Also together with other researchers, Sudan has made fundamental contributions to understanding the non-approximability of solutions to certain problems. This work connects to the fundamental outstanding question in theoretical computer science: Does P equal NP? Roughly, P consists of problems that are "easy" to solve with current computing methods, while NP is thought to contain problems that are fundamentally harder. The term "easy" has a technical meaning related to the efficiency of computer algorithms for solving problems. A fundamentally hard problem in NP has the property that a proposed solution is easily checked but that no algorithm is known that will easily produce a solution from scratch. Some NP hard problems require finding an optimal solution to a combinatorial problem such as the following: Given a finite collection of finite sets, what is the largest size of a subcollection such that every two sets in the subcollection are disjoint? What Sudan and others showed is that, for many such problems, approximating an optimal solution is just as hard as finding an optimal solution. This result is closely related to the work on probabilistically checkable proofs. Because the problems in question are closely related to many everyday problems in science and technology, this result is of immense practical as well as theoretical significance.
The third area in which Sudan made important contributions is error-correcting codes. These codes play an enormous role in securing the reliability and quality of all kinds of information transmission, from music recorded on CDs to communications over the Internet to satellite transmissions. In any communication channel, there is a certain amount of noise that can introduce errors into the messages being sent. Redundancy is used to eliminate errors due to noise by encoding the message into a larger message. Provided the coded message does not suffer too many errors in transmission, the recipient can recover the original message. Redundancy adds to the cost of transmitting messages, and the art and science of error-correcting codes is to balance redundancy with efficiency. A class of widely used codes is the Reed-Solomon codes (and their variants), which were invented in the 1960s. For 40 years it was assumed that the codes could correct only a certain number of errors. By creating a new decoding algorithm, Sudan demonstrated that the Reed-Solomon codes could correct many more errors than previously thought possible.

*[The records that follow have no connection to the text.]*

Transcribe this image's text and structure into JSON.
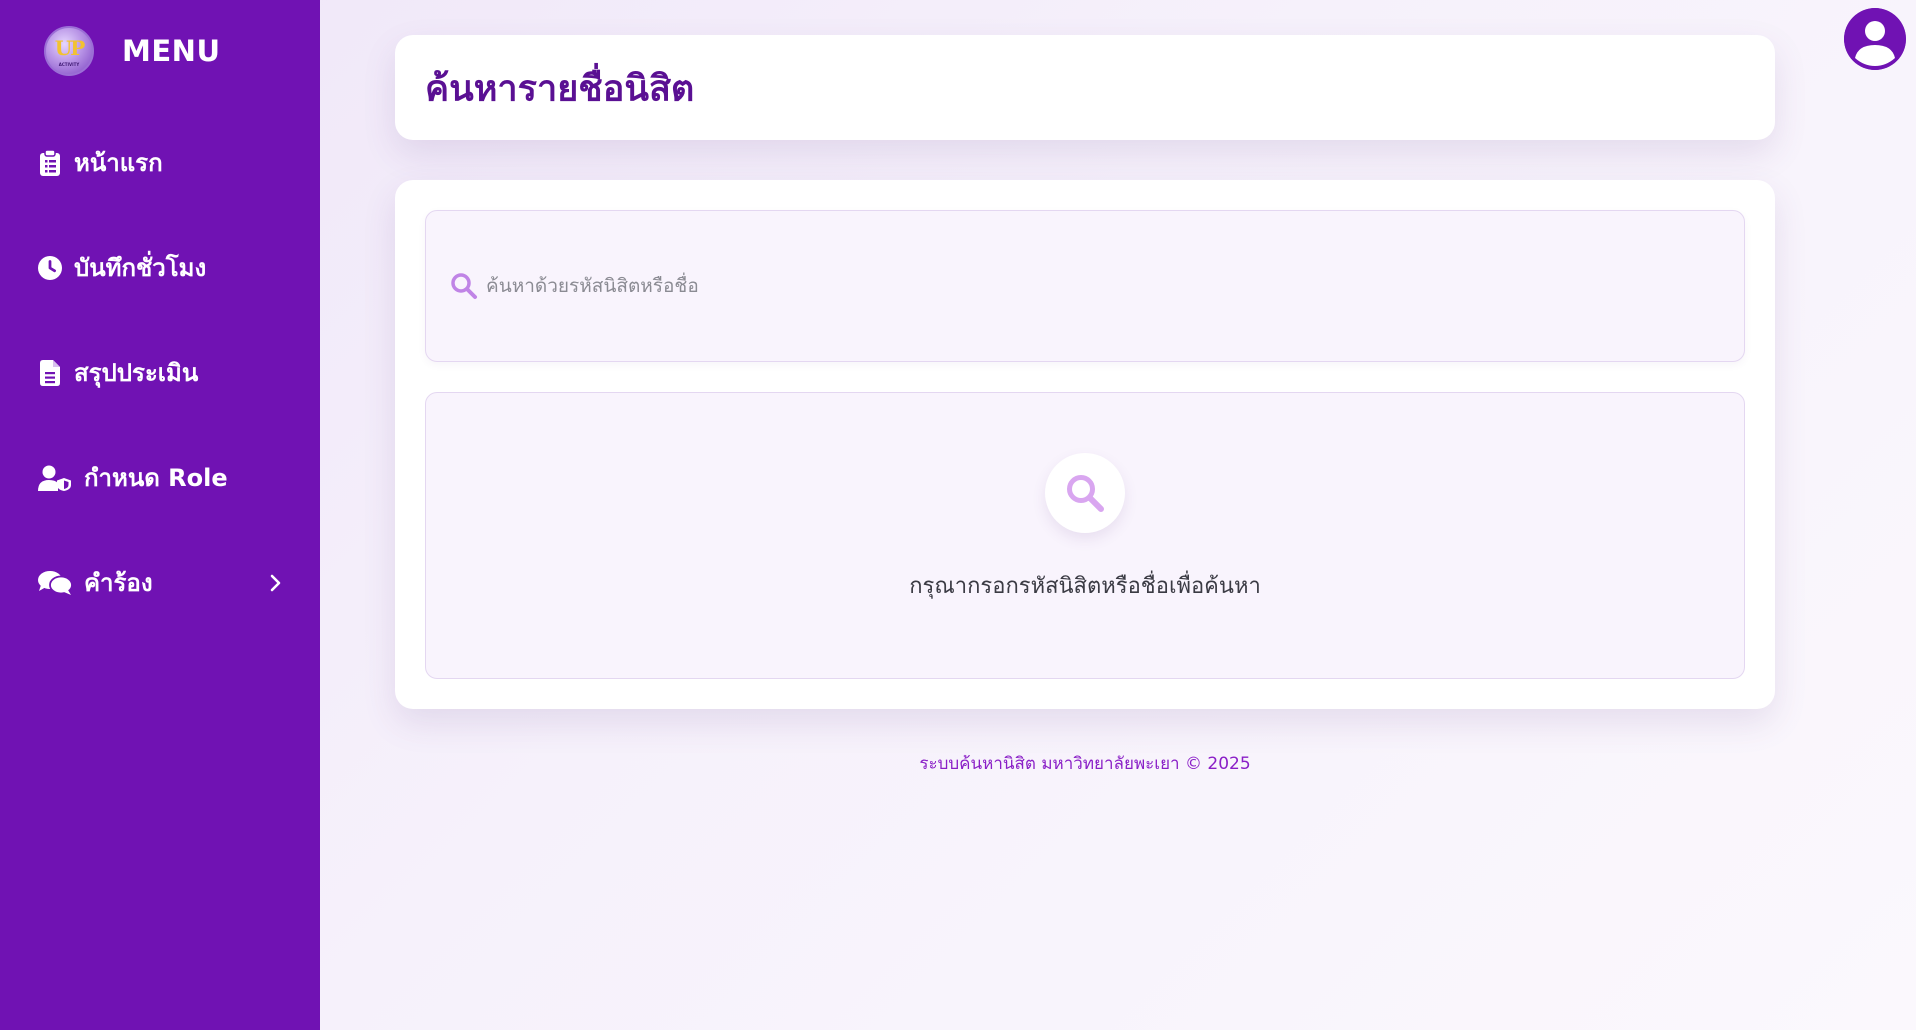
{
  "sidebar": {
    "logo_text": "UP",
    "logo_subtext": "ACTIVITY",
    "title": "MENU",
    "items": [
      {
        "label": "หน้าแรก",
        "icon": "clipboard-icon"
      },
      {
        "label": "บันทึกชั่วโมง",
        "icon": "clock-icon"
      },
      {
        "label": "สรุปประเมิน",
        "icon": "document-icon"
      },
      {
        "label": "กำหนด Role",
        "icon": "user-shield-icon"
      },
      {
        "label": "คำร้อง",
        "icon": "comments-icon",
        "has_submenu": true
      }
    ]
  },
  "header": {
    "title": "ค้นหารายชื่อนิสิต",
    "avatar_icon": "user-circle-icon"
  },
  "search": {
    "placeholder": "ค้นหาด้วยรหัสนิสิตหรือชื่อ",
    "value": ""
  },
  "empty_state": {
    "icon": "search-icon",
    "message": "กรุณากรอกรหัสนิสิตหรือชื่อเพื่อค้นหา"
  },
  "footer": {
    "text": "ระบบค้นหานิสิต มหาวิทยาลัยพะเยา © 2025"
  },
  "colors": {
    "sidebar_bg": "#7012b3",
    "title": "#5a1093",
    "accent_light": "#c084e6",
    "footer_text": "#8a1fc7"
  }
}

Madhu Sudan was born on 12 September 1966, in Madras (now Chennai), India. He received his B. Tech. degree in computer science from the Indian Institute of Technology in New Delhi (1987) and his Ph.D. in computer science at the University of California at Berkeley (1992). He was a research staff member at the IBM Thomas J. Watson Research Center in Yorktown Heights, New York (1992-1997). He is currently an associate professor in the Department of Electrical Engineering and Computer Science at the Massachusetts Institute of Technology.
Here are two articles about the work of Sudan: "The easy way to check hard maths," by Arturo Sangalli. New Scientist, 8 May 1993, pages 24-28; and "Coding theory meets theoretical computer science," by Sara Robinson. SIAM News, 34(10):216--217, December 2001 (also available online).